Anyway, Chapman gave the Yankees their second win in a row, and I, for one, am hoping this continues a nice winning streak for the Yankees.

Final score: 2-1, Yankees.

On this day in Yankee history: On July 18, 1999, with Joe Girardi catching, David Cone threw the third perfect game in team history against the Montreal Expos at the old Yankee Stadium. Check out this vintage video of all 27 outs to relive it, or (maybe) to see it for the first time. Cone’s game occurred on “Yogi Berra Day” with Don Larsen and Yogi Berra in the stands (after throwing out the ceremonial first pitch) to witness and perhaps to relive a little of their own perfect game versus the Brooklyn Dodgers in Game 5 of the 1956 World Series (the first in team history, but also the only postseason perfect game in MLB history). In May of 1998, the second Yankee perfect game (vs the Twins) was thrown by David Wells, with Jorge Posada catching.

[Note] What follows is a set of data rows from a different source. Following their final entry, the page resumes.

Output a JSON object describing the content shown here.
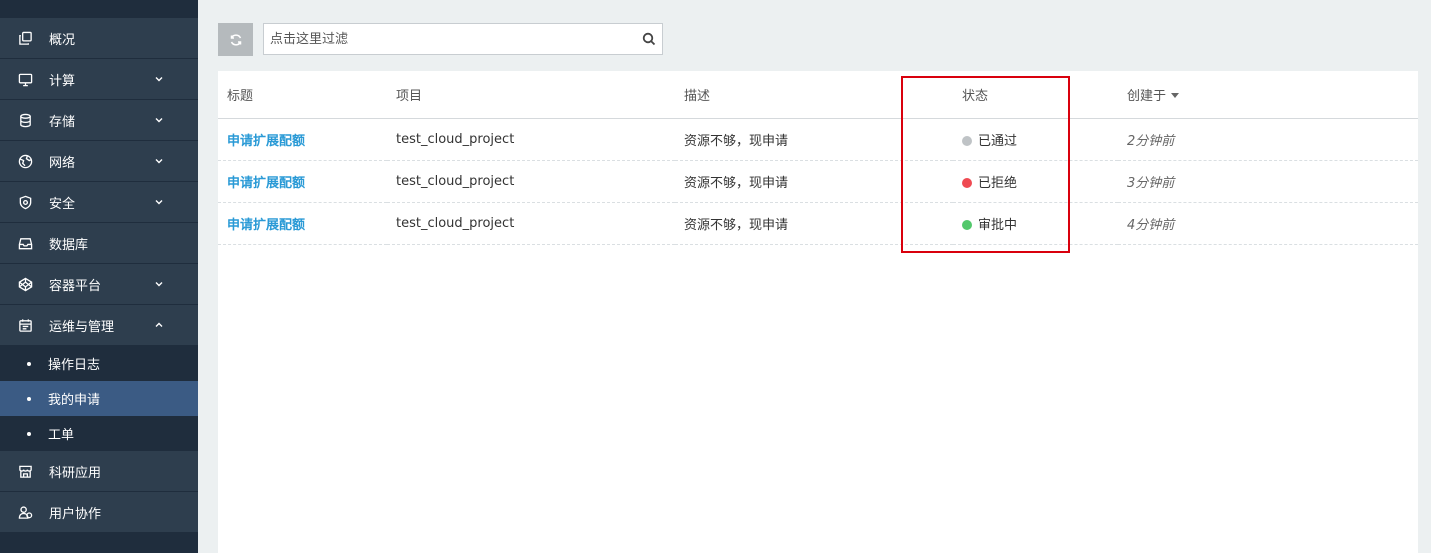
{
  "sidebar": {
    "items": [
      {
        "label": "概况",
        "icon": "copy-icon",
        "expandable": false
      },
      {
        "label": "计算",
        "icon": "monitor-icon",
        "expandable": true
      },
      {
        "label": "存储",
        "icon": "database-icon",
        "expandable": true
      },
      {
        "label": "网络",
        "icon": "globe-icon",
        "expandable": true
      },
      {
        "label": "安全",
        "icon": "shield-icon",
        "expandable": true
      },
      {
        "label": "数据库",
        "icon": "archive-icon",
        "expandable": false
      },
      {
        "label": "容器平台",
        "icon": "codepen-icon",
        "expandable": true
      },
      {
        "label": "运维与管理",
        "icon": "calendar-icon",
        "expandable": true,
        "expanded": true
      }
    ],
    "subitems": [
      {
        "label": "操作日志"
      },
      {
        "label": "我的申请",
        "active": true
      },
      {
        "label": "工单"
      }
    ],
    "bottom_items": [
      {
        "label": "科研应用",
        "icon": "store-icon"
      },
      {
        "label": "用户协作",
        "icon": "users-icon"
      }
    ]
  },
  "toolbar": {
    "refresh_icon": "refresh-icon",
    "search_placeholder": "点击这里过滤",
    "search_icon": "search-icon"
  },
  "table": {
    "columns": [
      "标题",
      "项目",
      "描述",
      "状态",
      "创建于"
    ],
    "sort_column": "创建于",
    "rows": [
      {
        "title": "申请扩展配额",
        "project": "test_cloud_project",
        "desc": "资源不够，现申请",
        "status": "已通过",
        "status_color": "#bfc3c6",
        "created": "2分钟前"
      },
      {
        "title": "申请扩展配额",
        "project": "test_cloud_project",
        "desc": "资源不够，现申请",
        "status": "已拒绝",
        "status_color": "#ef4a52",
        "created": "3分钟前"
      },
      {
        "title": "申请扩展配额",
        "project": "test_cloud_project",
        "desc": "资源不够，现申请",
        "status": "审批中",
        "status_color": "#52c86b",
        "created": "4分钟前"
      }
    ]
  },
  "colors": {
    "sidebar_bg": "#1f2d3d",
    "sidebar_item_bg": "#2e3e4e",
    "sidebar_active": "#3b5b84",
    "link": "#2a9ad6",
    "highlight": "#d9000d"
  }
}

And a big happy Birthday to Joe Torre, a man of many talents indeed — MLB’s Chief Baseball Officer, 9-time All-Star, Hall of Fame Manager, Player, Rookie of the Year, MVP, Gold Glove Winner, broadcaster, and the list goes on. Baseball as we know it would not be the same without Joe Torre. Baseball fans everywhere are grateful for his passion for the game and his many contributions to baseball from nearly every angle — player, manager, executive. (Next stop: owner?) Thank you, Joe, and may this be the happiest of birthdays and the best of years.

Go Yankees!